8. Secret bonus goody from Pop in the game: He played Parker but didn't go crazy, giving him just 27 minutes on a SEGABABA. He was only going to go so far going for the win.

9. Belinelli has some of the least consistent footwork for any three-point shooter I've ever seen. Sometimes they're pinched together, sometimes they're splayed wide apart, sometimes he leans one way or the other. There's never any rhyme or reason for any of it, or any correlation for the ball going in or not. His scoring burst in the third quarter really stabilized the club while nobody else was doing much of anything.

10. I can see why a guy like Austin Daye would be a tease for teams. He's got length, shooting ability, even some skill. I can see Pop activating him over Ayres deep in the playoffs against OKC, in a "oh, what the hell?" move.


And now five Warriors thoughts:

1. I disagree with Haralabos Voulgaris' contention that the Warriors should be playing a running-and-gunning style and that Mark Jackson is screwing them up playing a grind-it-out style. The only players on the roster with an offensive bent are Curry, Lee and Klay Thompson. Everybody else is a much better defender than scorer, including their entire bench. This isn't exactly Houston or Portland we're dealing with.

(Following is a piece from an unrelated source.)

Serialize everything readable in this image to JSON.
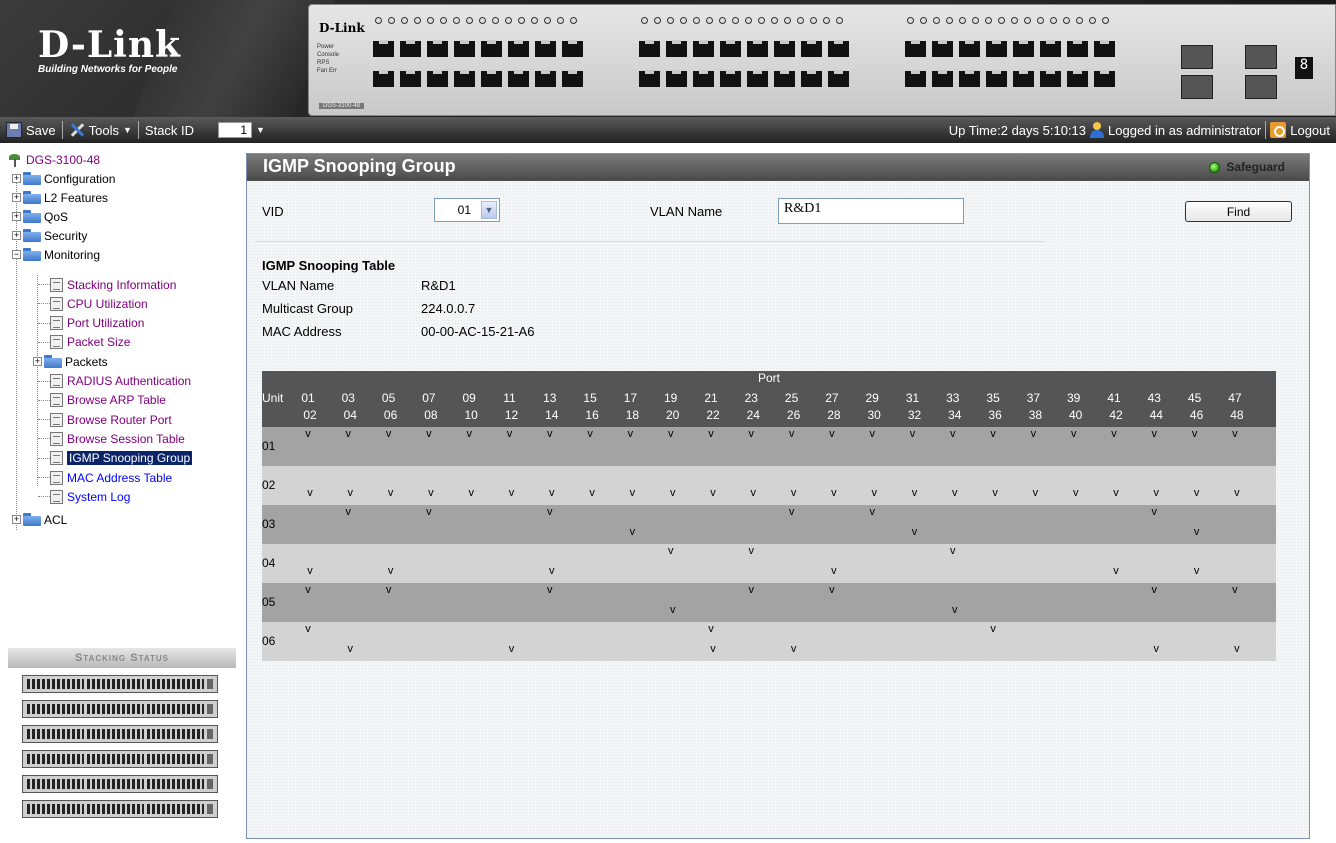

2. I mean, look at how inept Bogut is. He had six offensive boards and finished with just one bucket and no free throw attempts. That's impossible. There are serious limitations as to what you can do with someone like that. Draymond Green is a useful player, but very limited offensively in that he can't dribble, shoot or pass. (I think he's less-skilled than Danny Green, honestly.) Iguodala is already their glue guy but you can't have too many guys like that or the offense just dies. I think playing fast would help their starters, and only their starters, but it would ruin their biggest strength which is half-court defense to play an up-and-down game. It wouldn't help their bench at all and wind up just hurting their overall defense. Their backup guards are awful.

3. The team's fatal flaw is that Curry is a shooting guard in a point guard's body. He has a pretty good handle and can run a pick-and-roll and his vision is okay, but he doesn't have all the instincts for the position, he's not at all a good finisher and he constantly let's himself get trapped and baited into bad turnovers. Ideally he needs to be playing with someone like Shaun Livingston, George Hill, Goran Dragic or even Ricky Rubio, taller point guards who can run the offense, guard opposing twos and let Curry just shoot. Instead he's forced into the role of having to play the point and create everything because of the roster around him and because you can't hide him on defense. The Warriors tried playing him off-the-ball with Steve Blake running point some, but you need a better defender there and can't really move up Thompson to small forward because a guy like Leonard will just throw him away in the post like a gnat.

4. Speaking of Thompson, I got a kick out of Warriors play-by-play man Bob Fitzgerald gushing over how well he was playing against the Spurs. He scored 16 points on 16 shots and had as many turnovers as assists, and all that with Leonard guarding him maybe 1/3 of the time. It was usually Parker and maybe Green a few possessions. (Pop actually put Leonard on Curry some late in the game to really ruin him.) If Thompson isn't outscoring Leonard in games, the Warriors have no chance against the Spurs.

In Fitzgerald's defense it was Thompson's best outing vs. the Spurs since Game 2 of their second round series last year.

5. Whatever has happened to Harrison Barnes? He is god awful. He's very fortunate that A) Iguodala has been hurt, that B) Jackson ignores all his stat guys and goes by "feel," (we could have a Lionel Hollins situation with the Grizzlies all over again) because for quite a few progressive teams he wouldn't be even in the rotation anymore. The Warriors should really play just eight guys in the playoffs, with Blake, Green and Jermaine O'Neal off the bench. Maybe give Barnes a few spot minutes here or there to see if he's feeling it, but do not count on him at all.